On the heels of President Donald Trump signing an executive order banning travel from seven Muslim-majority countries, a pipeline project that would transport natural gas from the Alberta tar sands to the Gulf Coast is facing a backlash from local landowners who fear that the controversial project could undermine their property rights.
The pipeline, which is being built to transport natural-gas from the Gulf of Mexico to refineries along the Gulf coast, is being dubbed the “Gulf South Pipeline.”
Its main goal is to carry natural gas to the Texas Gulf Coast.
The project’s opponents, including landowners, say the pipeline is destroying their property by flooding their property and creating a dangerous environmental risk.
Critics of the project include Texas ranchers, who fear the project will strip them of their land, and environmental groups, who worry that it will damage their drinking water supplies.
In a statement released Tuesday, Kinder Morgan said that while it was aware of the backlash, it “does not believe it is in the public interest to proceed with the project.”
“Kinder Morgan believes it is more important to work with landowners to ensure that the project is built to meet the needs of those landowners, not the needs for a foreign company,” the statement said.
The statement was in response to a letter signed by more than 200 landowners, including some who have said they would not move if the project went ahead.
The letter says the project would be “unlikely to result in significant impacts to our property rights and would not adversely impact downstream development of the Texas Coast.”
It also cites studies that show the pipeline would have a “negative environmental impact” and could be “more hazardous than a natural gas pipeline.”

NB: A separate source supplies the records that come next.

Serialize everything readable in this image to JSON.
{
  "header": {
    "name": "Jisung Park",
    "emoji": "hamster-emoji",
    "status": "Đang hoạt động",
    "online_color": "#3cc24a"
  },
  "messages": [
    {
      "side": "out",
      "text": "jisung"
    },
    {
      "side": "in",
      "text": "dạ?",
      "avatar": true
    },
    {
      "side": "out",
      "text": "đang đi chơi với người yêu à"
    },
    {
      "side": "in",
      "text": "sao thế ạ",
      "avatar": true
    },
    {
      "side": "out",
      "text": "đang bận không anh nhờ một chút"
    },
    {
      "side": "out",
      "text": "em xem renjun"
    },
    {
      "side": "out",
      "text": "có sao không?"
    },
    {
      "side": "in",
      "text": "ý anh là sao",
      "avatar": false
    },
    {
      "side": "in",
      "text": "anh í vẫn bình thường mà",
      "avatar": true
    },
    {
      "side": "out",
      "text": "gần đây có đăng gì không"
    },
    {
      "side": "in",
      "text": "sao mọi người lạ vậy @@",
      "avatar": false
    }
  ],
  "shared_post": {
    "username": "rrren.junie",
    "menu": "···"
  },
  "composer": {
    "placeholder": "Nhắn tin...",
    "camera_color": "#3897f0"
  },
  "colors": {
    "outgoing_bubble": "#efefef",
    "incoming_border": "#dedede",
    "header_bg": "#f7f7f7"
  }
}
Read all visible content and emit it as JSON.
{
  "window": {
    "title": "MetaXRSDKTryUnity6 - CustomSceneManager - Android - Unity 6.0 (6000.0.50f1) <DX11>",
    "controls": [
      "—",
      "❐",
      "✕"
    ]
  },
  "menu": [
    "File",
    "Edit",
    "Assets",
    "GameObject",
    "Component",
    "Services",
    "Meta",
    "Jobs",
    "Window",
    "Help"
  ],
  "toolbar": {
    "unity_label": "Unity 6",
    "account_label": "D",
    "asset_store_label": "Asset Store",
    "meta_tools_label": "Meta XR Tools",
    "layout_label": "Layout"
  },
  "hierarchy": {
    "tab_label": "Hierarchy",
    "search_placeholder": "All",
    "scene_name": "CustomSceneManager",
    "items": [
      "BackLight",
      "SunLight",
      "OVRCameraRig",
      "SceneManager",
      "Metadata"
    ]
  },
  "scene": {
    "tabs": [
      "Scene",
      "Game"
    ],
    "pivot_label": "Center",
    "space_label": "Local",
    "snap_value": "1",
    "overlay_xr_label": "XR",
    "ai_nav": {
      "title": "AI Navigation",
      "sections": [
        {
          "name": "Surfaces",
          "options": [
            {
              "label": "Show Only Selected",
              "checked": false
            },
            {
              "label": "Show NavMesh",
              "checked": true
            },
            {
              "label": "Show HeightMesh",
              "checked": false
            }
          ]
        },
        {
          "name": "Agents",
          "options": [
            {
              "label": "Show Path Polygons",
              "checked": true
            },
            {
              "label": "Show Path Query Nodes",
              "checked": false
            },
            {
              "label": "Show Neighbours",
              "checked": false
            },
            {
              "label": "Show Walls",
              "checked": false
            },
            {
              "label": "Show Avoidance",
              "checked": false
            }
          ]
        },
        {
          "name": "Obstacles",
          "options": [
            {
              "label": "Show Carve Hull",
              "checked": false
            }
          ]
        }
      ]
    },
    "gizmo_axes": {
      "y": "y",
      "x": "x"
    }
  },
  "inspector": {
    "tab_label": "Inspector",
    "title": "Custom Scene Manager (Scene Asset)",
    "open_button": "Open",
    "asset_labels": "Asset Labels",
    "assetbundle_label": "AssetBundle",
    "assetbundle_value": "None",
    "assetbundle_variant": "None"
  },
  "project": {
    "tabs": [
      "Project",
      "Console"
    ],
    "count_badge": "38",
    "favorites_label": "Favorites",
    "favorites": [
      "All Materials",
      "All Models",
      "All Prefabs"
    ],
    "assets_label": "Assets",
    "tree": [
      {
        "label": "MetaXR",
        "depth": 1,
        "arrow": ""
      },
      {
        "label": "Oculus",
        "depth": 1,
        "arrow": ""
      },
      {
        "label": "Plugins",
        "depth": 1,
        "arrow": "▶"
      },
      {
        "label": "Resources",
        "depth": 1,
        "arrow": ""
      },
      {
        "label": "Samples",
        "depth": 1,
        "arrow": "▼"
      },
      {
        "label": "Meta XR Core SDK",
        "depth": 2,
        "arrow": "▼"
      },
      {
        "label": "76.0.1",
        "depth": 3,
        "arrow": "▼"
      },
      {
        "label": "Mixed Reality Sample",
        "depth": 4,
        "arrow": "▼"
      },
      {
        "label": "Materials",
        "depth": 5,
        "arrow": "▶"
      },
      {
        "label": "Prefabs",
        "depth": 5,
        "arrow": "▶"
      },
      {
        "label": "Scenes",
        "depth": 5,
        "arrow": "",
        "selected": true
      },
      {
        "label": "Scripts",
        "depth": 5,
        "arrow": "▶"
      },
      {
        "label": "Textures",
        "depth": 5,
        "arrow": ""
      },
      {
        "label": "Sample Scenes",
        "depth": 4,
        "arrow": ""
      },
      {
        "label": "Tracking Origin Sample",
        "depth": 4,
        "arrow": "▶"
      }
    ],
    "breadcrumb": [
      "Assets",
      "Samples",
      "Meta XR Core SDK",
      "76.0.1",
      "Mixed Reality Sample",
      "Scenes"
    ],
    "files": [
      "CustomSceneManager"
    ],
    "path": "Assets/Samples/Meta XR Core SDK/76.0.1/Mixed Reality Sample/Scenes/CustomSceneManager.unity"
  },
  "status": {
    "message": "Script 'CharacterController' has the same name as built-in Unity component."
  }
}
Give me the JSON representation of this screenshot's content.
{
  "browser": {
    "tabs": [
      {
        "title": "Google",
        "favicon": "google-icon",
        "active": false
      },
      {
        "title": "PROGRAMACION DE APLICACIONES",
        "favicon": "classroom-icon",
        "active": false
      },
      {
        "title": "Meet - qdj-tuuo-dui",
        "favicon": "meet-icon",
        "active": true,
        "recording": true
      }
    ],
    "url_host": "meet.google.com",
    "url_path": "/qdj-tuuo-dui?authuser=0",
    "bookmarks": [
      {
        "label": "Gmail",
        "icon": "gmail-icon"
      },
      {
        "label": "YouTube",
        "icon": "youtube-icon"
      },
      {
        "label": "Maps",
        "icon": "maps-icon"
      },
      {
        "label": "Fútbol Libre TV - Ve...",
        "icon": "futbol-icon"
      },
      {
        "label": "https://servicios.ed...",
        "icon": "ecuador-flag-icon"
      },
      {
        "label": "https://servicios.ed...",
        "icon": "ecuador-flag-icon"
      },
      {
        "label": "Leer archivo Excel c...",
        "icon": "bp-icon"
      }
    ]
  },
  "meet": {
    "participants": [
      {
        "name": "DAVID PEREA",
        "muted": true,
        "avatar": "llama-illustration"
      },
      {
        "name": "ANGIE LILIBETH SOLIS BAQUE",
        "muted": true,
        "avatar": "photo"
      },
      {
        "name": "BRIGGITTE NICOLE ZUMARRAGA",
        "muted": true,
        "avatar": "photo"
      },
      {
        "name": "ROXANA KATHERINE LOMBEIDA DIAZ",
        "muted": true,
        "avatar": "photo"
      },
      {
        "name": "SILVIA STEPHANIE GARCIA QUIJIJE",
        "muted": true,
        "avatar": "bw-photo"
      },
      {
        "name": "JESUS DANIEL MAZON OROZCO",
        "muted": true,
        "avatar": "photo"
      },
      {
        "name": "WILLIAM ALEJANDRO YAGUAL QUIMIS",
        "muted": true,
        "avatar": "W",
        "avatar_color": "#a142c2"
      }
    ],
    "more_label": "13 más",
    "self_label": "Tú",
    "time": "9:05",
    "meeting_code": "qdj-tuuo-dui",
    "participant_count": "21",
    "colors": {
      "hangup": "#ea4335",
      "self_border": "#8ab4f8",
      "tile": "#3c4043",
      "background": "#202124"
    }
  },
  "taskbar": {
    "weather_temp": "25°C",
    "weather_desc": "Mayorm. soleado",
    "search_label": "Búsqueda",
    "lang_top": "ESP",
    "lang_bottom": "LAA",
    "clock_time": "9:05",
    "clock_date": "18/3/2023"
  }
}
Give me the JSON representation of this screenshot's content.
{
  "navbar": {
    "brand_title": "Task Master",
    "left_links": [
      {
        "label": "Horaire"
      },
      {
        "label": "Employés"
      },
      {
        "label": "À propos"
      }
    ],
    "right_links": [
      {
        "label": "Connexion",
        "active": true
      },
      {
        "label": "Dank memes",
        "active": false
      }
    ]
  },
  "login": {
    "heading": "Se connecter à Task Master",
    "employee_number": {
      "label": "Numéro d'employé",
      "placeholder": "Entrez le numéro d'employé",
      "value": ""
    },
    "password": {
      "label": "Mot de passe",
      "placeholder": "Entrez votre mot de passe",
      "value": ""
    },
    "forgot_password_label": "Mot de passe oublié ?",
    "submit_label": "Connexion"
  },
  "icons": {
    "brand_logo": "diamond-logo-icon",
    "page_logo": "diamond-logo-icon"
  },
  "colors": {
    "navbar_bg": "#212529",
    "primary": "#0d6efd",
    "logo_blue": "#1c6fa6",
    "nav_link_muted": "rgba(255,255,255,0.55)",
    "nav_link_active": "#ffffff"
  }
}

The landowners also say the project has no environmental impact and “would have the effect of exacerbating the existing land use conflicts in Texas and in the Gulf South region.”
The letter to the state’s attorney general also says that the company is not complying with environmental-impact statements and that “the pipeline would likely adversely affect the health of residents and wildlife.”
The oil company, however, says the landowner backlash is “an unfortunate byproduct of the environmental process.”
“The project is a significant contributor to our country’s economic development, with hundreds of thousands of direct jobs, and hundreds of billions of dollars in tax revenues annually,” Kinder Morgan spokesman Chris Nelson said in a statement.
“This is not a pipeline that will create economic or environmental benefits.
The Gulf South Pipeline is an environmentally sound project that will generate thousands of jobs and generate hundreds of millions of dollars for Texas and our nation.”
The company has also expressed its support for the project and said it will “continue to work closely with landowners, the public, and our partners to address their concerns.”
The pipeline’s backers, however — including the state of Texas — have said the project’s environmental impact studies are flawed and that there is no credible evidence that the pipeline will be safe for human or wildlife.
“The pipeline is not only a massive and risky project, but it’s one that could cause significant impacts on the Texas coast and our drinking water resources,” state Rep. John Brooks said in March.
“I’m disappointed that a company that’s been working with landowners and the Texas public for years is now rushing ahead with this project that I believe will create a disaster for the entire Gulf Coast.”